Vitamin C serum is combined with microneedling to treat post-inflammatory hyperpigmentation which is secondary to acne.  When combined with Vitamin C, the skin also becomes more soft and firm. Vitamin C helps stimulate collagen formation in the dermis that leads to clinical improvement of the photo-aged skin with respect to dryness, smoothness and firmness.6
Asked for Dermatologist Advice
Depending on your skin condition and the severity of your acne and post-acne skin problems, your dermatologist may advice other topical creams or serum. Before putting anything on your face, make sure you seek consultation first with your dermatologist, so you would know the right product that works for your skin type.

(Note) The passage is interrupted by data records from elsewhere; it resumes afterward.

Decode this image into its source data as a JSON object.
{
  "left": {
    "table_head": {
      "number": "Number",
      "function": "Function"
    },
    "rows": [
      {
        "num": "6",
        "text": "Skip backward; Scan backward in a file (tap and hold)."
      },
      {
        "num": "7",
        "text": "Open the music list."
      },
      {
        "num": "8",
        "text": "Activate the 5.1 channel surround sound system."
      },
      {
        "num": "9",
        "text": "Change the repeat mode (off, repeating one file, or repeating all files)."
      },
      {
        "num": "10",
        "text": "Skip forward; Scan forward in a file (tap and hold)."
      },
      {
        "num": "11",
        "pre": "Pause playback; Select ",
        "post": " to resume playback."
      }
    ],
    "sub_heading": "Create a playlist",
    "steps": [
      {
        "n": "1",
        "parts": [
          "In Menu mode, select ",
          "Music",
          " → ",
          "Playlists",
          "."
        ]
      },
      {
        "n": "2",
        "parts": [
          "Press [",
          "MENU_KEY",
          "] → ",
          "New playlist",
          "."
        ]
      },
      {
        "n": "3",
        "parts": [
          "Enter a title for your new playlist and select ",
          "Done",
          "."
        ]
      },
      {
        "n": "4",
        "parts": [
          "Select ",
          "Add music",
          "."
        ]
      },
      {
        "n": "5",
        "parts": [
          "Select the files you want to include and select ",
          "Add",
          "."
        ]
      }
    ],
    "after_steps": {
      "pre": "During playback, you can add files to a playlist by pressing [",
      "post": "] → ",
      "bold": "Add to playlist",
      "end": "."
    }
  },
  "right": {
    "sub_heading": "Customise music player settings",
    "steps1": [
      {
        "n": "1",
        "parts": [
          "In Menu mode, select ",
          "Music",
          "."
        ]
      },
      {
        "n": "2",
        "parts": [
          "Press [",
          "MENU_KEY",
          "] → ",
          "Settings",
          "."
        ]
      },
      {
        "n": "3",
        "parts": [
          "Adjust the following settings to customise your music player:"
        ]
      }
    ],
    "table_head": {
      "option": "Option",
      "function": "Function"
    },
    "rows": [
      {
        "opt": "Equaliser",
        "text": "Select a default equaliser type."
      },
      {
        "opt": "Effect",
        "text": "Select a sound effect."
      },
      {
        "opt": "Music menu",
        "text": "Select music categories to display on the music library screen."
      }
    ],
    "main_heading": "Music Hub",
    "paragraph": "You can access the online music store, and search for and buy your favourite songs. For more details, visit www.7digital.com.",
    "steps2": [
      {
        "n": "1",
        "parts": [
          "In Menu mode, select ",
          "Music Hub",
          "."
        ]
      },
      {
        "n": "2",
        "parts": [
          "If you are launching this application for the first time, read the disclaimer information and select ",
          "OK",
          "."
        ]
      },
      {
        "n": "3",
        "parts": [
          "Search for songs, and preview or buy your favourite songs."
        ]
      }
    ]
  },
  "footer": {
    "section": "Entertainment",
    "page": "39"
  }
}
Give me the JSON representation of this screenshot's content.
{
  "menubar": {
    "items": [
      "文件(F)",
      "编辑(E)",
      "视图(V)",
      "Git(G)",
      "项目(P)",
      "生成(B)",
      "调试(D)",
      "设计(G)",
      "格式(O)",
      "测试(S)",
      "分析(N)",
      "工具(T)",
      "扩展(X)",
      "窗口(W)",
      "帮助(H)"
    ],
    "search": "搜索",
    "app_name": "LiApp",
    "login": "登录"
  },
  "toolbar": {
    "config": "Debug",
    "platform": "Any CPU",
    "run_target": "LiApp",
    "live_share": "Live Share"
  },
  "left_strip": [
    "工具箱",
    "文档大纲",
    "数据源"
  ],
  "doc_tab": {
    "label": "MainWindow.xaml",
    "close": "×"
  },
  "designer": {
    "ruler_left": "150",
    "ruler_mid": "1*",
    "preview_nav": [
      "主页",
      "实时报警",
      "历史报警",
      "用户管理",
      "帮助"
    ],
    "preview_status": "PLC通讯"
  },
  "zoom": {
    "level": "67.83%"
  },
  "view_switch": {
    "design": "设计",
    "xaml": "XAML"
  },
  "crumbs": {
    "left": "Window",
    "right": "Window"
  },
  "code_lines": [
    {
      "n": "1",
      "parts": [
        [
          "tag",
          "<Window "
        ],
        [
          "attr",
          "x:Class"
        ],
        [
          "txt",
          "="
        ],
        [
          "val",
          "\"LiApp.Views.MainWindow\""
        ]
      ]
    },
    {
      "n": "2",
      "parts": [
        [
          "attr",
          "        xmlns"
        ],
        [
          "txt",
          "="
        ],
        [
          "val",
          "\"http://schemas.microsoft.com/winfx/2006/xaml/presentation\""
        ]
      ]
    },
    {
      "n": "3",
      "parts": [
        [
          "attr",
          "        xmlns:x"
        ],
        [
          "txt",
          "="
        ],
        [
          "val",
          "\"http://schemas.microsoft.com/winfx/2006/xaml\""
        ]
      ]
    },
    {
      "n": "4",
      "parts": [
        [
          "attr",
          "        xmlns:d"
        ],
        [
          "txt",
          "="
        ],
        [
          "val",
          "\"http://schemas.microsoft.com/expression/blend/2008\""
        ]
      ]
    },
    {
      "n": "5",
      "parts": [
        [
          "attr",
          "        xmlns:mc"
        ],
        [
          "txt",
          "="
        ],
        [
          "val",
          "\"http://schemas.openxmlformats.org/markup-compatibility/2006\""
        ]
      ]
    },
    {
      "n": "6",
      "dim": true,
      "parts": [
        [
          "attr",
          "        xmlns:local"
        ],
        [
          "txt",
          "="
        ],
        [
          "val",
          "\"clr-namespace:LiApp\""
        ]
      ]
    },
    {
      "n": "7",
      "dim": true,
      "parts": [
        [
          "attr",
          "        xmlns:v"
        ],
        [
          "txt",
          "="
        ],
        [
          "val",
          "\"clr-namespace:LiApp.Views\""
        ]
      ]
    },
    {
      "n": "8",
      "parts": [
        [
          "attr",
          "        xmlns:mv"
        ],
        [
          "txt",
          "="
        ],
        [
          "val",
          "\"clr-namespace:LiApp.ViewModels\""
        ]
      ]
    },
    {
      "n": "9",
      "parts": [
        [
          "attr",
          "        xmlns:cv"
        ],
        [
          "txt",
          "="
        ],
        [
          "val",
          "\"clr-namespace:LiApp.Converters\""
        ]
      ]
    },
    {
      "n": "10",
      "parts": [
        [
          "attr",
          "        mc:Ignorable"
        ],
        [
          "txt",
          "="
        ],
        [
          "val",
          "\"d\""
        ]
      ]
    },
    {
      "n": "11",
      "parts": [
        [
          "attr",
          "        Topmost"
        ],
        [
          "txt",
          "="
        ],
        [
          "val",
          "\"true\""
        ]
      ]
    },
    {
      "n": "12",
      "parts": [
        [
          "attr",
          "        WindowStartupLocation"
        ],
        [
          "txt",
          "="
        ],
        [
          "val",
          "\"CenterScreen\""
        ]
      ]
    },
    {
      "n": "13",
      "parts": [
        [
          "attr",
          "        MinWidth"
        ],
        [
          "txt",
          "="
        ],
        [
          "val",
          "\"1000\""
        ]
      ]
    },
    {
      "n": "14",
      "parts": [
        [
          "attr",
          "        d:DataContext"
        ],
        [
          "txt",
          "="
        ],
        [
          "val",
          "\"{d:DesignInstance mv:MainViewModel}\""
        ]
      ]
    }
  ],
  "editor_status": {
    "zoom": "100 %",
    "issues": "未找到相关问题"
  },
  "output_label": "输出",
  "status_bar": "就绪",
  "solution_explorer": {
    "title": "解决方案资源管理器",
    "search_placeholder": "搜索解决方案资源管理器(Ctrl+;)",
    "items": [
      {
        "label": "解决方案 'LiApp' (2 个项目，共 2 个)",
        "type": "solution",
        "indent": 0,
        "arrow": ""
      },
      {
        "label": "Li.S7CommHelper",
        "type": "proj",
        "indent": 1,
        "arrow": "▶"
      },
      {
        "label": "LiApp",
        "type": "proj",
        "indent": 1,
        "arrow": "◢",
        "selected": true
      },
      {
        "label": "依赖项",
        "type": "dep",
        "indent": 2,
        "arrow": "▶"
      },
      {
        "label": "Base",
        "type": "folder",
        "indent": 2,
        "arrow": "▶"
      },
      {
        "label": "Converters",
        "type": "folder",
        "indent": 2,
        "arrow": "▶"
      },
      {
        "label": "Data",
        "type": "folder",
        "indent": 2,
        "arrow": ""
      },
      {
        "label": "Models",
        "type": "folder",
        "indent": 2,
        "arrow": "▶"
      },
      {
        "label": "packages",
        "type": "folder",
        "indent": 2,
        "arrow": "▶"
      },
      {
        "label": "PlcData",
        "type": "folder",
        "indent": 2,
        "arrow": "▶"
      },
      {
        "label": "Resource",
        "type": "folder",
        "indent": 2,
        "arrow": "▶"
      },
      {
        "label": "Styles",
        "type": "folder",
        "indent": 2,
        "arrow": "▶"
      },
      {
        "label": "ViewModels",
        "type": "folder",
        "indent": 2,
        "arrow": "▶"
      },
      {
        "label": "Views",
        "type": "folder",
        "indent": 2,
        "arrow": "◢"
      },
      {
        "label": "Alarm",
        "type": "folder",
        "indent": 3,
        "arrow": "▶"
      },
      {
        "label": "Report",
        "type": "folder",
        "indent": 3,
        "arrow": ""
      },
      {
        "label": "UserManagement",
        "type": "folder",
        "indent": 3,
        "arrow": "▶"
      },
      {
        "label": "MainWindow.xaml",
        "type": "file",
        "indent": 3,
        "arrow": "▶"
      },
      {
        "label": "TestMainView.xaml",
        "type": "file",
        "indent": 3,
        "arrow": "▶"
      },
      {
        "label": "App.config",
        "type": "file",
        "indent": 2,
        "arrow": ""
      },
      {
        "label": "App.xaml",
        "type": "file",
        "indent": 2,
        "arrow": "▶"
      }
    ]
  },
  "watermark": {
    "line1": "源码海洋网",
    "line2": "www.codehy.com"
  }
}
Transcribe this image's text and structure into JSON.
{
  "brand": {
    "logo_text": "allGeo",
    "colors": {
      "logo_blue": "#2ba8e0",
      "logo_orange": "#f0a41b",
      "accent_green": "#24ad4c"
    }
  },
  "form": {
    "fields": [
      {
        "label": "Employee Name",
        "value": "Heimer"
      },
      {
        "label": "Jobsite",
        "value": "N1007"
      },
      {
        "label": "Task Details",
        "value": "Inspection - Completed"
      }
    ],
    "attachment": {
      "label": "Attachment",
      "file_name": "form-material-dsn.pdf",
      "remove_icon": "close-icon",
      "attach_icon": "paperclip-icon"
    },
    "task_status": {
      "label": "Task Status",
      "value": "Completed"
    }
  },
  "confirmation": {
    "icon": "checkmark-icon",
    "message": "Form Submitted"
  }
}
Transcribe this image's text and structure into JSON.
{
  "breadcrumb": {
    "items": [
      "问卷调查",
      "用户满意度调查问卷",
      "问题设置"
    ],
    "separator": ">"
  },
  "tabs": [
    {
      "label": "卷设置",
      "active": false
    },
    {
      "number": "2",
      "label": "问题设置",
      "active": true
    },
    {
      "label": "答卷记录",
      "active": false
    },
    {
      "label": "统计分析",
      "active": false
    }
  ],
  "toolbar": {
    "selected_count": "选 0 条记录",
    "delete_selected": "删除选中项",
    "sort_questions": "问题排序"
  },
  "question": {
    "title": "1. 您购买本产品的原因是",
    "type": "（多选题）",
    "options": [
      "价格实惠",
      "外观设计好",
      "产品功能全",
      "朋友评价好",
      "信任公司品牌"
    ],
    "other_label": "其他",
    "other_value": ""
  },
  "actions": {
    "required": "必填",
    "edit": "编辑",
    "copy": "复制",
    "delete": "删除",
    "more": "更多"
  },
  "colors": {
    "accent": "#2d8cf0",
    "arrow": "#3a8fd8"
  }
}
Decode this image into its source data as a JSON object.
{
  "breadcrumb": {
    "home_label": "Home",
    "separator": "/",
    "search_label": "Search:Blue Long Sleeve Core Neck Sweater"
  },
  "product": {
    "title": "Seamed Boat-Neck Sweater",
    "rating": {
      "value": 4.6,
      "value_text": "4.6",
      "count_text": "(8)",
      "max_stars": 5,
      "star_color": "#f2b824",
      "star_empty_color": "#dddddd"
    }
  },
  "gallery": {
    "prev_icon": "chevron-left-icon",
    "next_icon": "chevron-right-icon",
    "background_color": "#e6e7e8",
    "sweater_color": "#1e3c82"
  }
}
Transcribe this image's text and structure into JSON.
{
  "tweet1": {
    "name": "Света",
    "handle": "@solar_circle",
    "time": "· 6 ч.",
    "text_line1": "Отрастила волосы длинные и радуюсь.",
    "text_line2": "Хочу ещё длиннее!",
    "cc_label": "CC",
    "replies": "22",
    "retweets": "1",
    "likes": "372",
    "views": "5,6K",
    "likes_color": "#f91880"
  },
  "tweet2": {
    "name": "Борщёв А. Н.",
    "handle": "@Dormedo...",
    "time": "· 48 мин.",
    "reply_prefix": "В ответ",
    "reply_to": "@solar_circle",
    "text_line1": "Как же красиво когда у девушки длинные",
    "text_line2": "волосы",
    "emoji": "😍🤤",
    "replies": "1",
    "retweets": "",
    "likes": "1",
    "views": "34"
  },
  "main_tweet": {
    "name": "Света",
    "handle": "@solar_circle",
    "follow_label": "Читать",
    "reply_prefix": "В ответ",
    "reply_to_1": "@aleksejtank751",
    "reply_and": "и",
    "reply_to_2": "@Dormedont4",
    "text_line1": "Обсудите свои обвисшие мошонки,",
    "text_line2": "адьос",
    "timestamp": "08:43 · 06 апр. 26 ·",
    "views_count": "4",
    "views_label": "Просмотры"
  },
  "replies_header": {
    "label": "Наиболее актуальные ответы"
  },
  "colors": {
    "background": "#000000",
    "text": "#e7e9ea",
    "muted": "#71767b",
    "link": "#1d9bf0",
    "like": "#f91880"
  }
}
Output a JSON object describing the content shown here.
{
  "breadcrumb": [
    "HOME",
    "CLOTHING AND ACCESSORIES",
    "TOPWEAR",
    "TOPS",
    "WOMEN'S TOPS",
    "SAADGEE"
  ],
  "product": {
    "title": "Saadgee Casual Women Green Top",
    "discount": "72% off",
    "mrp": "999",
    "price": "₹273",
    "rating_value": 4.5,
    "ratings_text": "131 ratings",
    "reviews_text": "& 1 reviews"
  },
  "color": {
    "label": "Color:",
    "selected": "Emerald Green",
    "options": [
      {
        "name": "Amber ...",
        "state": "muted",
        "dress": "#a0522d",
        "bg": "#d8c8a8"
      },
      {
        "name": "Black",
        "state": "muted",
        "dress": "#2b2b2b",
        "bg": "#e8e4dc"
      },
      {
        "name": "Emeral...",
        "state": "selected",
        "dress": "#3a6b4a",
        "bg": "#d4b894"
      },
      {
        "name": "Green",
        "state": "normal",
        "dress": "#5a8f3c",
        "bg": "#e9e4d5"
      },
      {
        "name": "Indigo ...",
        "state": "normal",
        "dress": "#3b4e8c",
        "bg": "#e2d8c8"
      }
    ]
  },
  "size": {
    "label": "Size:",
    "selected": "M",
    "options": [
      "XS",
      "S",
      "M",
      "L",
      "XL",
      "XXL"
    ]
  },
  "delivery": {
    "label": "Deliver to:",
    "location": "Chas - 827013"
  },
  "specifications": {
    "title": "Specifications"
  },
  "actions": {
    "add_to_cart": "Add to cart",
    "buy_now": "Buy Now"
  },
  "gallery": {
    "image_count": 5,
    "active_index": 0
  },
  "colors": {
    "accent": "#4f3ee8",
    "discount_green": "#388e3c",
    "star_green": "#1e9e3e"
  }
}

Severe forms of acne scarring and post-inflammatory hyperpigmentation may require other forms of treatments depending on your dermatologist assessment. To prevent any adverse effects, seek consult first. More so, even if you used the right product, improper application of the topical cream or wrong use of the device may cause more harm than good to your skin.
Acne is a common skin problem, and there are lots of new and effective alternative options to treat this condition. So worry no more, with the right technique and proper application, you will see the difference in no time.
 Imran Majid. (2009). Microneedling Therapy in Atrophic Facial Scars: An Objective Assessment. J Cutan Aesthet Surg. , 26–30.
 Alison Layton, Brigitte Dréno, Andrew Y. Finlay, Diane Thiboutot, Sewon Kang, Vicente Torres Lozada, Valerie Bourdès, Vincenzo Bettoli, Laurent Petit, and Jerry Tan. (2016). New Patient-Oriented Tools for Assessing Atrophic Acne Scarring. Dermatol Ther , 219–233.
Imran Majid, Gousia Sheikh. (2014). Microneedling and its applications in dermatology. International Journal of Aesthetic and Anti-aging Medicine .
 W. Philip Werschler, MD, * Richard S. Herdener, MD, Victor E. Ross, MD, and Edward Zimmerman, MD,. (2015). Treating Acne Scars: What’s New? J Clin Aesthet Dermatol. , S2–S8.
 Shilpa Garg and Sukriti Baveja. (2014). Combination Therapy in the Management of Atrophic Acne Sca. J Cutan Aesthet Surg. , 18–23.
 Chawla, S. (2014). Split Face Comparative Study of Microneedling with PRP Versus Microneedling with Vitamin C in Treating Atrophic Post Acne Scars. J Cutan Aesthet Surg. , 209–212.